### [DIRECTIONS FOR THIS TASK]
Filter the records down to the lines that hold the word "Debug", and copy each of those lines.

[DATA TO EXAMINE Boundary: Start]

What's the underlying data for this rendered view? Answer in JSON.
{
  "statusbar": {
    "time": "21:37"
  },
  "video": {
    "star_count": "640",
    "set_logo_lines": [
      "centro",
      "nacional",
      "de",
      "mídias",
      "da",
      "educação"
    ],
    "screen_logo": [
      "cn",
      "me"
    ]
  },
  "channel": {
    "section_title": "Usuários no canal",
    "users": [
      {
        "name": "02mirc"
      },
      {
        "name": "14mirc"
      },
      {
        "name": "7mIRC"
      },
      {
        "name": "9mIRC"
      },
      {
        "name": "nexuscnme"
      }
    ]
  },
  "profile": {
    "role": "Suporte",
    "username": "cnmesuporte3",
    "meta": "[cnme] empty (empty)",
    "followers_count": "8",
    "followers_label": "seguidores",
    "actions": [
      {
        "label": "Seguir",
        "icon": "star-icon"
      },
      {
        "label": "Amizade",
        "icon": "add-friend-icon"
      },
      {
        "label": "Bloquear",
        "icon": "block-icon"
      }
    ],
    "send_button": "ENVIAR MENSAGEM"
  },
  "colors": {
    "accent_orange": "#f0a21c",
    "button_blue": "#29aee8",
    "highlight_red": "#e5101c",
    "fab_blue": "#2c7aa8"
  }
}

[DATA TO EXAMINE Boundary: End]
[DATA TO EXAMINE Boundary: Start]

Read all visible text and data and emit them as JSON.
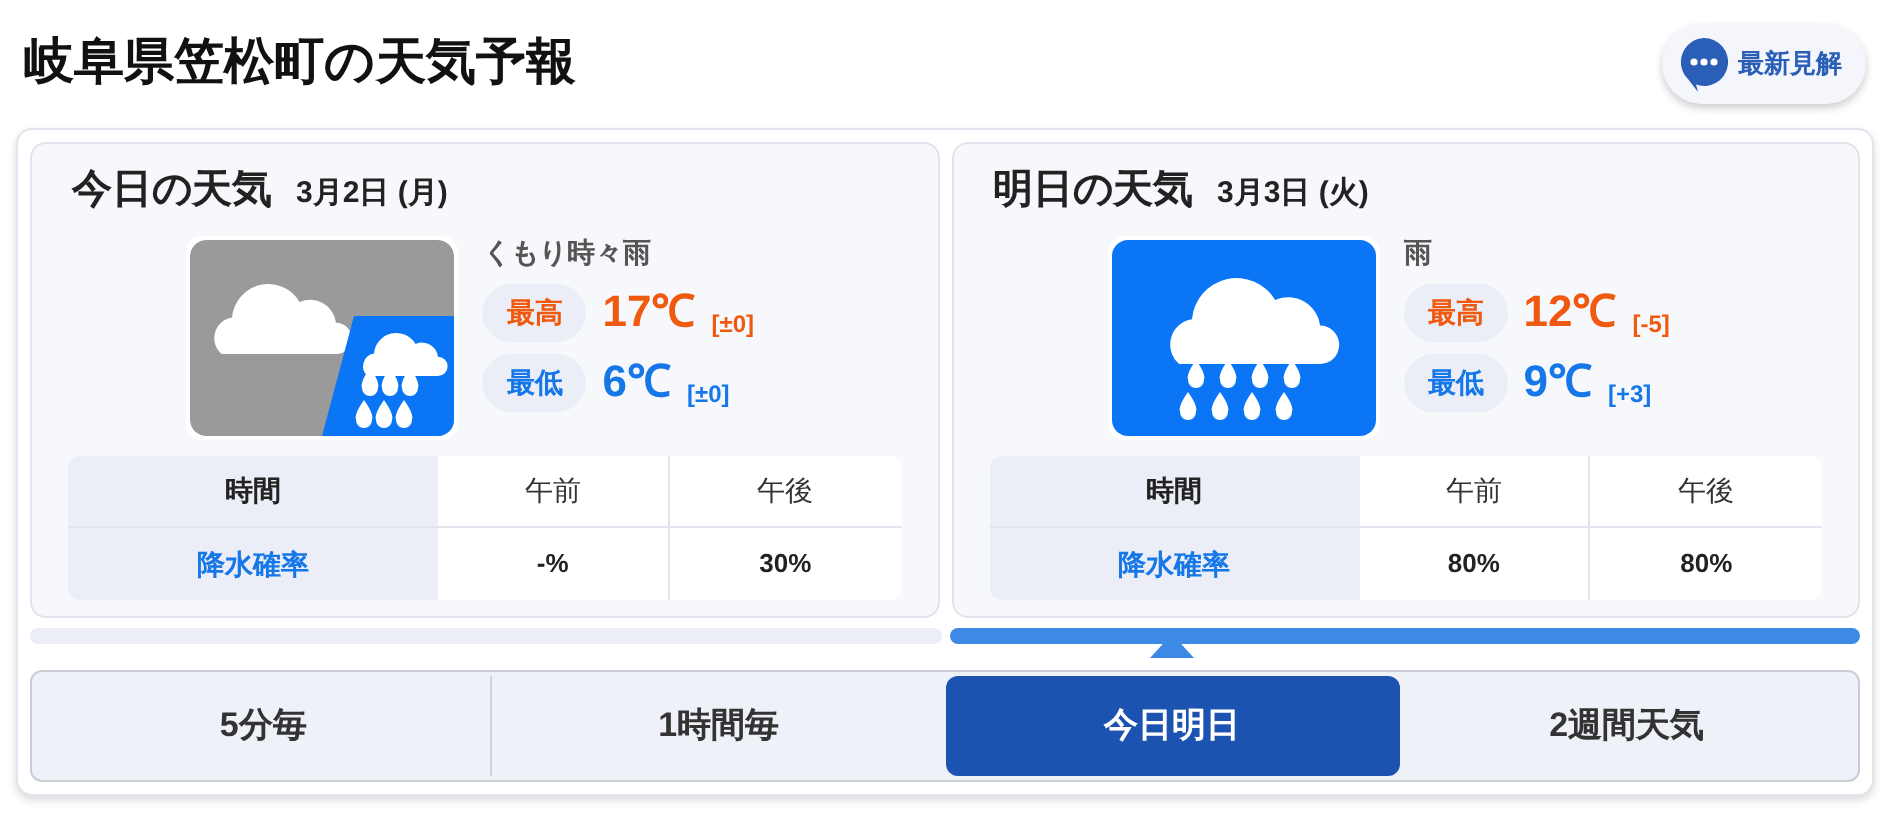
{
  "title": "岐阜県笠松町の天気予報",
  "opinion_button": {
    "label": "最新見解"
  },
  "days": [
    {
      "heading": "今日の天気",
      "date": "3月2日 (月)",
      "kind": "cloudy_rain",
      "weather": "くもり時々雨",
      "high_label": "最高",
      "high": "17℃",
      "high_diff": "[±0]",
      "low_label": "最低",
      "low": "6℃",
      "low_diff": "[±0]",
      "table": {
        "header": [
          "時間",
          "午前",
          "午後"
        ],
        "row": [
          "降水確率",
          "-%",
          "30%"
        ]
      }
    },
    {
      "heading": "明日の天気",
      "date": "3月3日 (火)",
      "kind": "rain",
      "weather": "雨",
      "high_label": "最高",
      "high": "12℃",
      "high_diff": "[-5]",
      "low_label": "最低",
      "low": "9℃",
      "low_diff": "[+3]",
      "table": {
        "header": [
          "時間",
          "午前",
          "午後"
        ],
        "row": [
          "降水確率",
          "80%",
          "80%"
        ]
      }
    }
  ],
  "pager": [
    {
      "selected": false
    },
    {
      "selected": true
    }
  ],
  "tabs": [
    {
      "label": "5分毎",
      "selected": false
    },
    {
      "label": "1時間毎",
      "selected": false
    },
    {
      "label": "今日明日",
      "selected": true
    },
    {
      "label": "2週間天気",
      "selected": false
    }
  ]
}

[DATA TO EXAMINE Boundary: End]
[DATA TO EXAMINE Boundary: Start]

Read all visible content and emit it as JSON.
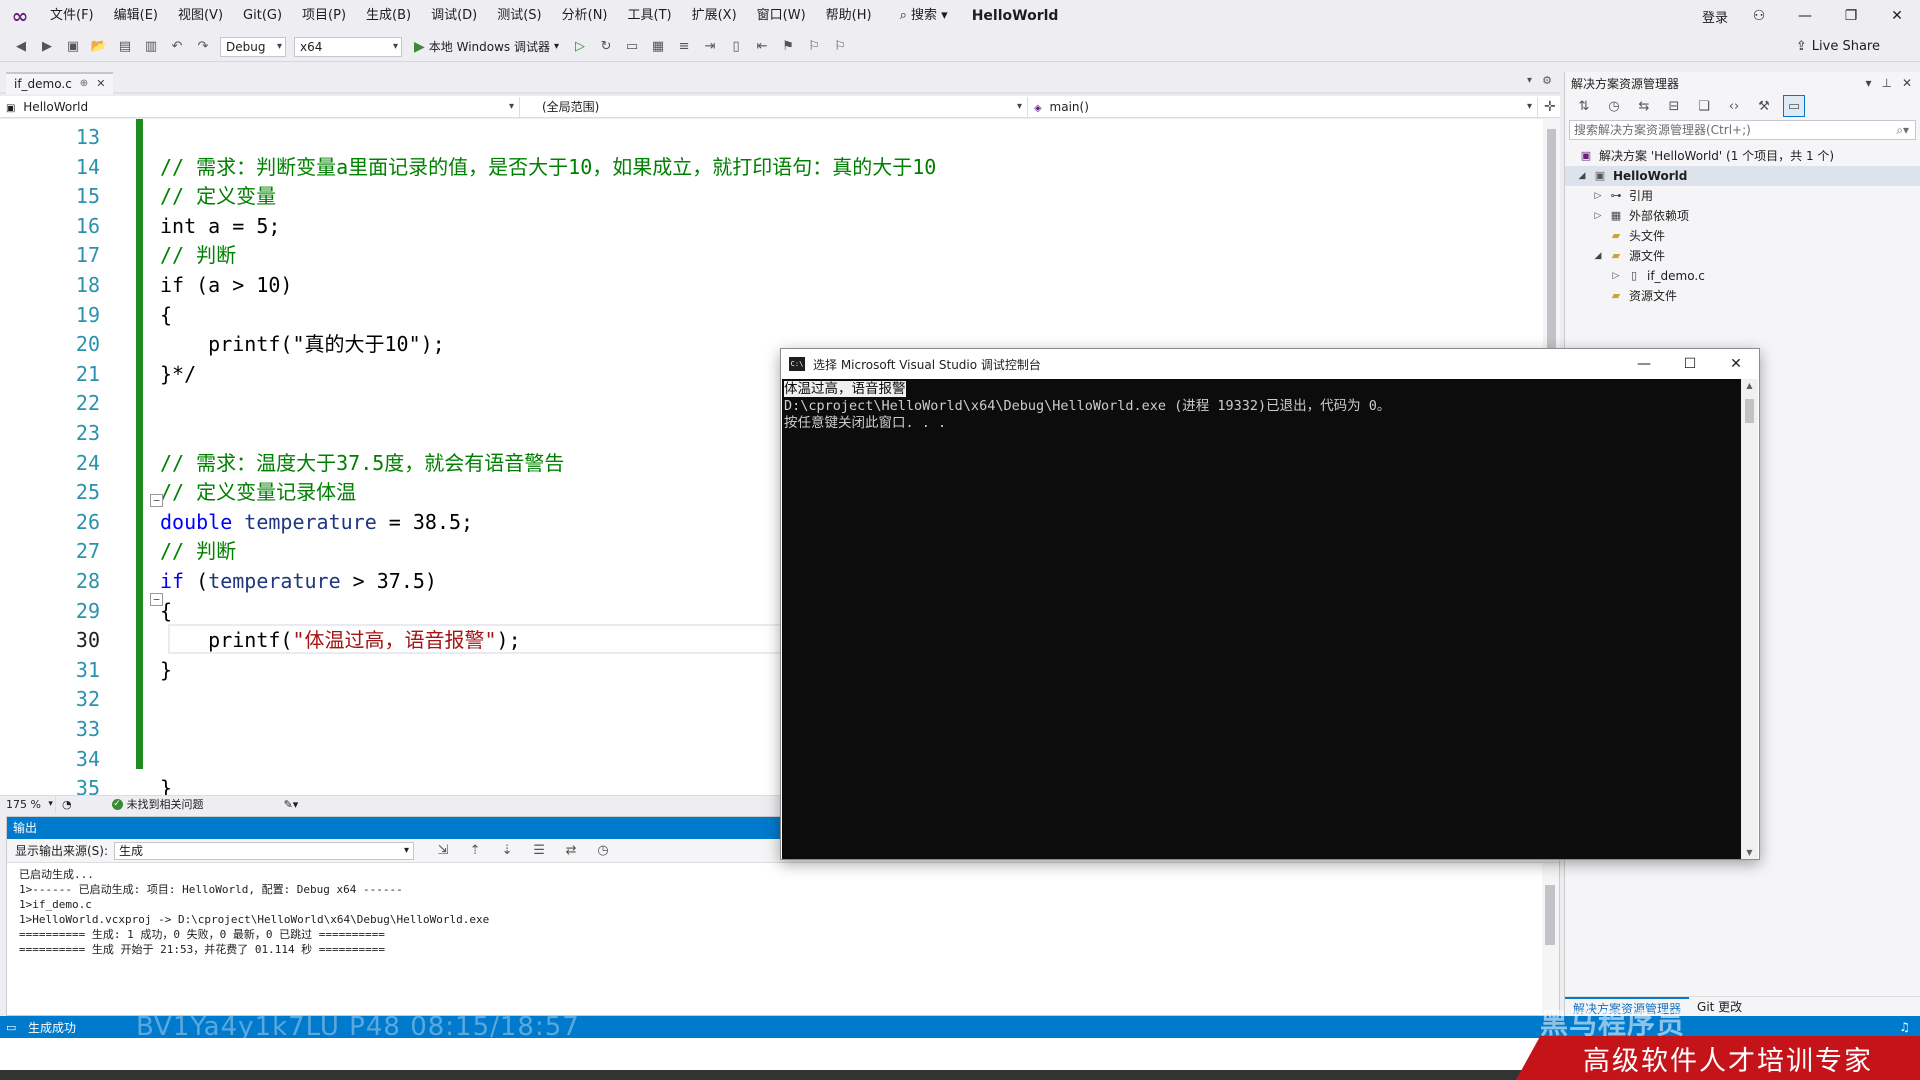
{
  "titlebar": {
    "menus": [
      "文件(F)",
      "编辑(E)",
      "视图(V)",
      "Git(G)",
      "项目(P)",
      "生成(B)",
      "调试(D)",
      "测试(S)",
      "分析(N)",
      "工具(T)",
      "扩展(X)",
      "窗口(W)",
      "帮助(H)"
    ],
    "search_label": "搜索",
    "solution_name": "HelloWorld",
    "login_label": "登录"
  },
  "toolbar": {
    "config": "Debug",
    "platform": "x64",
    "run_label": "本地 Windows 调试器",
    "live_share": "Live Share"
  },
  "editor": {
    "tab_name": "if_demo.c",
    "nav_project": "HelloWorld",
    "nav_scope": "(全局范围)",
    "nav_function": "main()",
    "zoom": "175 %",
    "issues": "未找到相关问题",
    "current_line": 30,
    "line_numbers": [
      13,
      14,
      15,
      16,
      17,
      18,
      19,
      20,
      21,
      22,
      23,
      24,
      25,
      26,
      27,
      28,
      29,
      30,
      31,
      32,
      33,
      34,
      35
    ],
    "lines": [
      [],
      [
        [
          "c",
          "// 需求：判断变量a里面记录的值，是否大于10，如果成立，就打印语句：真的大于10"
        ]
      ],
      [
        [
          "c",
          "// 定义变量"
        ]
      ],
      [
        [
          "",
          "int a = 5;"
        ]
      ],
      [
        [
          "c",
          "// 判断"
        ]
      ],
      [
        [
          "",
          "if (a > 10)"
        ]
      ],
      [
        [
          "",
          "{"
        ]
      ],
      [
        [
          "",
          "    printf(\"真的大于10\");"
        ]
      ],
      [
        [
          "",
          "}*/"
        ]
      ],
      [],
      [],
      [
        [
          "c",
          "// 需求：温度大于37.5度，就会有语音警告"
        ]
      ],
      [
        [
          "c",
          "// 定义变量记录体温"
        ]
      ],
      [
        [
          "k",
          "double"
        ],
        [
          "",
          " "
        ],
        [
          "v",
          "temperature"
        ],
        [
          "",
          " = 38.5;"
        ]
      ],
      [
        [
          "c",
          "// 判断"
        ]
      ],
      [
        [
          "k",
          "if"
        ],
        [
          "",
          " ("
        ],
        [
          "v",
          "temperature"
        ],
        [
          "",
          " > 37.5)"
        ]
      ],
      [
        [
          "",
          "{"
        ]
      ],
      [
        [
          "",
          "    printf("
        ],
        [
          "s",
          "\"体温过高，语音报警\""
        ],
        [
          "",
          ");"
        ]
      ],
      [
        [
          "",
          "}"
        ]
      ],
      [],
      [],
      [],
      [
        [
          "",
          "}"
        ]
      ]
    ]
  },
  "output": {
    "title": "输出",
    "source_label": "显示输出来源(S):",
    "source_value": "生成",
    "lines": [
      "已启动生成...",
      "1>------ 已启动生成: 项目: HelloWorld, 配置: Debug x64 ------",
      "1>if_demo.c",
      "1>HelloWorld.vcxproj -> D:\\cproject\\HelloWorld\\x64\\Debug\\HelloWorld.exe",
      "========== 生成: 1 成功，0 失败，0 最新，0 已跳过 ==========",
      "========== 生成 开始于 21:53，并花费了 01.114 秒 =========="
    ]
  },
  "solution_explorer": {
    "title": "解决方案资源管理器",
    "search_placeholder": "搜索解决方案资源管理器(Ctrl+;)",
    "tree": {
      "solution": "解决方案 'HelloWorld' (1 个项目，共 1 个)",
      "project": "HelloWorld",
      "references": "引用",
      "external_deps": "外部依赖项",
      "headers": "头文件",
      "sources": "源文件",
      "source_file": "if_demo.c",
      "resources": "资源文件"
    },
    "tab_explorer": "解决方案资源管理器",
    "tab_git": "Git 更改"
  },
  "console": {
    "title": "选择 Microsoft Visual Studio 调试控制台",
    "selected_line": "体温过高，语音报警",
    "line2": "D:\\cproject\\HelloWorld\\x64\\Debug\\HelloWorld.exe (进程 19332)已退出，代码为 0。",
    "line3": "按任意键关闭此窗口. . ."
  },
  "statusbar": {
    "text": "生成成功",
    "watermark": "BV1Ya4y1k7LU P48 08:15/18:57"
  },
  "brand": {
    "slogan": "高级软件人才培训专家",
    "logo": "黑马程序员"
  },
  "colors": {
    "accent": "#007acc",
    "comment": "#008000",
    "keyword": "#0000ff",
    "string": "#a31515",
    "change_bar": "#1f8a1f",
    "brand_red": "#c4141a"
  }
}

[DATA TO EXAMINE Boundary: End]

### [YOUR SOLUTION]
    "config": "Debug",
      "1>------ 已启动生成: 项目: HelloWorld, 配置: Debug x64 ------",
      "1>HelloWorld.vcxproj -> D:\\cproject\\HelloWorld\\x64\\Debug\\HelloWorld.exe",
    "line2": "D:\\cproject\\HelloWorld\\x64\\Debug\\HelloWorld.exe (进程 19332)已退出，代码为 0。",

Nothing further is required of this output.